Maybe this is what happens when you love words too much. When your mind is an occupied territory stories, characters, strange lands, other writers’ words in constant dialogue with each other. Maybe this is what happens when you feed on stories, when what sustains you and keeps you sane are the threads that run from one life to another, one place to another, tying scraps of meaning together until the small and the meaningless ignite in a tapestry of wonder and revelation.
If there is a pattern emerging from the warp and weft of this blog, it is connection. After all, that’s what we as writers long for. That’s the endgame. That’s the moment of clarity flung up from the depths of our dark and solitary hours to sparkle in the sun.
The road to a career as a writer is a daunting one, full of perils, and for me the greatest of them is despair. It’s easy to lose heart. Sometimes the long dark nights of the soul turn into long dark days, weeks, or even months. It’s easy to forget that anyone’s listening.
And then, someone says, “Hey, I read your blog!” and I think, “People read this?” Or someone whose brilliance I admire says, “That was a good post,” and I think, “It’s possible that I am not a complete and utter failure!” Or someone says, “I’ve been following your blog,” and I think, “Please don’t tell my mom I wrote something about boobs.” (She’s not online. I was raised in the wild by a pack of Luddites.)

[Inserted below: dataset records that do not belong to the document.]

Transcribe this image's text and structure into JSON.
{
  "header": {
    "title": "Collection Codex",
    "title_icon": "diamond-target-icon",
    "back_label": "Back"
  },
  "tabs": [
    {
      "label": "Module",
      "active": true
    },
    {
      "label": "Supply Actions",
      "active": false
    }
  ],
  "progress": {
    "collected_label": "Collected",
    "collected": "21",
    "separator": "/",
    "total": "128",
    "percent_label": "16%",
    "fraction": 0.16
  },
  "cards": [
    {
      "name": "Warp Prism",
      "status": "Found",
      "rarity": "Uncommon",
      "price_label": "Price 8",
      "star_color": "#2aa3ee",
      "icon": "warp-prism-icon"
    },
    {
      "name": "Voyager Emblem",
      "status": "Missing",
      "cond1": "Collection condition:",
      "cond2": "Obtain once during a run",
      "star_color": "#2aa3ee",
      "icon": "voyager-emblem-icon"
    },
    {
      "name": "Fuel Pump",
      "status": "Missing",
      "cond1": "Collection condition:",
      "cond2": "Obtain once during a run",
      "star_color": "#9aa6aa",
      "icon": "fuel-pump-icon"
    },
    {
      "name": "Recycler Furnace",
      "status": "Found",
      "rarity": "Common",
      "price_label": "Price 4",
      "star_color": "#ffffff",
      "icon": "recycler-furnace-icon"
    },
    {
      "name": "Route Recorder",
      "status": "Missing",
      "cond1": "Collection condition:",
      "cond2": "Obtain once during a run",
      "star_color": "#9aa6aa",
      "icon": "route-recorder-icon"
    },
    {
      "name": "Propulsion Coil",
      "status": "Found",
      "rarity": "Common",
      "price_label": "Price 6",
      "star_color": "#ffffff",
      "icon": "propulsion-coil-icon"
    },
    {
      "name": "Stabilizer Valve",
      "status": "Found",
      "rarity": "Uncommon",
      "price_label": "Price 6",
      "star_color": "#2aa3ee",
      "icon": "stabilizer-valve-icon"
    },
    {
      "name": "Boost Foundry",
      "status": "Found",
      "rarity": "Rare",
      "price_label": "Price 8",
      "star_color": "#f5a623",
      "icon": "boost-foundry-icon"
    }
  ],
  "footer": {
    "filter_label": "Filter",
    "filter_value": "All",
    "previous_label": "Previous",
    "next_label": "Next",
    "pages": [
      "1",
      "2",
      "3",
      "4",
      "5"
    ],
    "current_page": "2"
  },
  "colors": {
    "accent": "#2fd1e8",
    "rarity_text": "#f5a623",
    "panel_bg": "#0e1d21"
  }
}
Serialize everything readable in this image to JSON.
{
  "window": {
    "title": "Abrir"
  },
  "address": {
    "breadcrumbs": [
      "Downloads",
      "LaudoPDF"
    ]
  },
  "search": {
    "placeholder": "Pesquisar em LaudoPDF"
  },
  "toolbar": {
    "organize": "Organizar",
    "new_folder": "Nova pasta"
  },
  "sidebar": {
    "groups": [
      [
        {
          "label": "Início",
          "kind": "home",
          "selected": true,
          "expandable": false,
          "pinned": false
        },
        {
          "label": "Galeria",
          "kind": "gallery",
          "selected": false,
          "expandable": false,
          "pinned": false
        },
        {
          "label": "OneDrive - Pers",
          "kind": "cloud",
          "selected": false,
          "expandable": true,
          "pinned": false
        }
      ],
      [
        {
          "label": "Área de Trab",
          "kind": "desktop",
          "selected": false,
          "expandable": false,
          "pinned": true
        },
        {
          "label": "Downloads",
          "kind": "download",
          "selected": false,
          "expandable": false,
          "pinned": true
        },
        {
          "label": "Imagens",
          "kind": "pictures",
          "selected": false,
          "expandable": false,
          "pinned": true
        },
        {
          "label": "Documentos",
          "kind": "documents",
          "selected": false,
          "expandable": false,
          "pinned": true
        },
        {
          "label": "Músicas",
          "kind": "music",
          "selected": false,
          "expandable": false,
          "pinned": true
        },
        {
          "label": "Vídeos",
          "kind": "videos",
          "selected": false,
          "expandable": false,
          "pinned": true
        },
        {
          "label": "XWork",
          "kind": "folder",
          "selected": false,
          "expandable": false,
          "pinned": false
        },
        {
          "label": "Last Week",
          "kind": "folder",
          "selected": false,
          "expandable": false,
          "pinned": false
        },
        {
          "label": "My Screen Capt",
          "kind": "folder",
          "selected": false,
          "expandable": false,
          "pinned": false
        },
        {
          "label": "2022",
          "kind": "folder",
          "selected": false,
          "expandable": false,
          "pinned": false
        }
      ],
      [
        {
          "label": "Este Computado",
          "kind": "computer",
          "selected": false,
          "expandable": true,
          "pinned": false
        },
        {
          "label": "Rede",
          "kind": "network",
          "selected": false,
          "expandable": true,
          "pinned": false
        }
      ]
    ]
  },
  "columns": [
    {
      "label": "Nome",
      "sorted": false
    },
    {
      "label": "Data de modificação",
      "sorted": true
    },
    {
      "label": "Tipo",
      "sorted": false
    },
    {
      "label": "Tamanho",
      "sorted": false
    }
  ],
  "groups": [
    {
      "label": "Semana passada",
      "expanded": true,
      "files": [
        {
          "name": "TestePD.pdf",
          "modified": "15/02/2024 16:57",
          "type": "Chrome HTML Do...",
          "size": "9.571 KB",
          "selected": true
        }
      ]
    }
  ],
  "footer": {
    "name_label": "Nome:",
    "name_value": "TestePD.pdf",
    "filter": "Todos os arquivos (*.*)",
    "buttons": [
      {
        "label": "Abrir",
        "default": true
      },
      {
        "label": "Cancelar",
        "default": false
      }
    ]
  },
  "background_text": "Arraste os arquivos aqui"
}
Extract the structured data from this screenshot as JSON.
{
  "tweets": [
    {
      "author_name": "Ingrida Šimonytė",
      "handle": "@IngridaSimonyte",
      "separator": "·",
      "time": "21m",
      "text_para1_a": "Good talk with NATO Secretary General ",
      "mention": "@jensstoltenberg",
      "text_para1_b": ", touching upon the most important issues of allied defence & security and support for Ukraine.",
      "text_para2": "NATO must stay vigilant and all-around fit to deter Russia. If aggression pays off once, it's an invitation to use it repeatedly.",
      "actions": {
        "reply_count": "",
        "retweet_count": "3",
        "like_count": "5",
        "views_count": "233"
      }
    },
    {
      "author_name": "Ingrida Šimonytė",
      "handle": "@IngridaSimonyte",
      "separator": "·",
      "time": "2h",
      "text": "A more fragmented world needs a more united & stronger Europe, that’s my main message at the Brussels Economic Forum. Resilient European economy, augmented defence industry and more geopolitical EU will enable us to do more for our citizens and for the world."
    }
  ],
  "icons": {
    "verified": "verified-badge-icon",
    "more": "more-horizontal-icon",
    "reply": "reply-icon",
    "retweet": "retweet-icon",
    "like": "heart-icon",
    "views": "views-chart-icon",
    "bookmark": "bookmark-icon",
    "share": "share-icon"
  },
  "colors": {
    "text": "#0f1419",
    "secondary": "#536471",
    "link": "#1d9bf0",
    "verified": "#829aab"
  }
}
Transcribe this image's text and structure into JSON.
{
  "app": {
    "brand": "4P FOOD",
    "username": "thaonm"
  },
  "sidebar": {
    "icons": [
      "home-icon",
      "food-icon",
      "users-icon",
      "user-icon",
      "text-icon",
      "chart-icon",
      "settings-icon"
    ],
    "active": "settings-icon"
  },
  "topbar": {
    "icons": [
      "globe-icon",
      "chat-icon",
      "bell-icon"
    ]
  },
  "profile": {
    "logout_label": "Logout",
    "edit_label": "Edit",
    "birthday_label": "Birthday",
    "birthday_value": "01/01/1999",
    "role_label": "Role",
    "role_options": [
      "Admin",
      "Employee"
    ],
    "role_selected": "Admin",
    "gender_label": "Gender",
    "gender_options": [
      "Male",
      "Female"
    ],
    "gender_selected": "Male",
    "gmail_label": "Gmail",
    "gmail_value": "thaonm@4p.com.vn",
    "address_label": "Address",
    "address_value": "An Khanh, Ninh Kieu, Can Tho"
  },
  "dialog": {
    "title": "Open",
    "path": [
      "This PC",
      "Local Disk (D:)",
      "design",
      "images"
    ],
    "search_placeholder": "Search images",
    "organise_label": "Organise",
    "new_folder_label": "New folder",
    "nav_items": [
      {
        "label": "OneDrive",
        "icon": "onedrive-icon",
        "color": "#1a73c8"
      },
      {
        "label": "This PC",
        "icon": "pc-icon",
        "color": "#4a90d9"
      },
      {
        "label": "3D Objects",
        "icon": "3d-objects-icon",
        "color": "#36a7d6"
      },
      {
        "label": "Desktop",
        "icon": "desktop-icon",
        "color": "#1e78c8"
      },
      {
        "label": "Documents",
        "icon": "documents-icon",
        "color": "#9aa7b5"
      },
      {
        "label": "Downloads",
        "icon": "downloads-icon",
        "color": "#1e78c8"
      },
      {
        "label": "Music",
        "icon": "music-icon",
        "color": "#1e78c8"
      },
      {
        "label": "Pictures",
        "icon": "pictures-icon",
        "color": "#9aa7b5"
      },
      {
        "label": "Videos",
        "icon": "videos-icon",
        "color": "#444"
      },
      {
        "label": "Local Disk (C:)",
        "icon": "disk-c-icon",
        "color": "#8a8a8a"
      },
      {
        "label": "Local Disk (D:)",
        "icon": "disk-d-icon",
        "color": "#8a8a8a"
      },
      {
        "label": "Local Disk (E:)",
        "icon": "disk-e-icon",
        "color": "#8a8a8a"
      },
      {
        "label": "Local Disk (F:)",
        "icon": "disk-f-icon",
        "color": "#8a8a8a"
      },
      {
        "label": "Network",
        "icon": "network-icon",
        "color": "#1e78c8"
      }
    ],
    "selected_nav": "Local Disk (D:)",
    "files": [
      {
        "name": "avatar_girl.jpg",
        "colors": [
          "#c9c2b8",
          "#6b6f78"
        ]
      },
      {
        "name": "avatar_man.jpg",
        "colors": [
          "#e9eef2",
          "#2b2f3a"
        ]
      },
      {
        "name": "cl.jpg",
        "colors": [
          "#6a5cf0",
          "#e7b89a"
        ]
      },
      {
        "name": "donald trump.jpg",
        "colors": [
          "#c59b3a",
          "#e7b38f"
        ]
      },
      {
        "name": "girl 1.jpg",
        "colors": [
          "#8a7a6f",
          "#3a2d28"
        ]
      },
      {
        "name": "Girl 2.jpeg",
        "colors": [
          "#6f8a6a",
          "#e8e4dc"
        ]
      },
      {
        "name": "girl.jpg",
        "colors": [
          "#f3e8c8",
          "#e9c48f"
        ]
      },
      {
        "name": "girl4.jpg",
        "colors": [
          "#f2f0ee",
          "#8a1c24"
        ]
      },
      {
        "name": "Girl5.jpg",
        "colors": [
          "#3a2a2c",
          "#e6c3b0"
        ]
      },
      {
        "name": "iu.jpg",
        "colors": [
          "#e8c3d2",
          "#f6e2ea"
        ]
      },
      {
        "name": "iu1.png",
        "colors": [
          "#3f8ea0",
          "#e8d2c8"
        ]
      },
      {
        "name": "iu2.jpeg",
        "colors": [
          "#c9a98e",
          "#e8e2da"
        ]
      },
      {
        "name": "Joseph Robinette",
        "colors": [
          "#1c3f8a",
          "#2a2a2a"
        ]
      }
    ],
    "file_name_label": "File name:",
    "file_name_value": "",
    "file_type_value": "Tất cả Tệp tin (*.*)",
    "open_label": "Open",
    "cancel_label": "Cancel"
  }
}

Anyway, what I’m trying to say in my usual rambling, semi-coherent way, is that I am profoundly grateful to you. For reading (I know there are a lot of memes and LOLcats out there demanding your attention, as well as gobs of truly excellent writing). For taking the time to leave your precious words as comments (yes, your words are precious. I love them. I hoard them and curl up on them and take them out to admire their shininess and I devour the nasty dwarves and hobbitses of time and memory that try to steal them away). For sharing. For speaking kindness that illuminates the long dark nights.
Thank you for reading this. Thank you for this moment of connection that reminds me of what truly matters.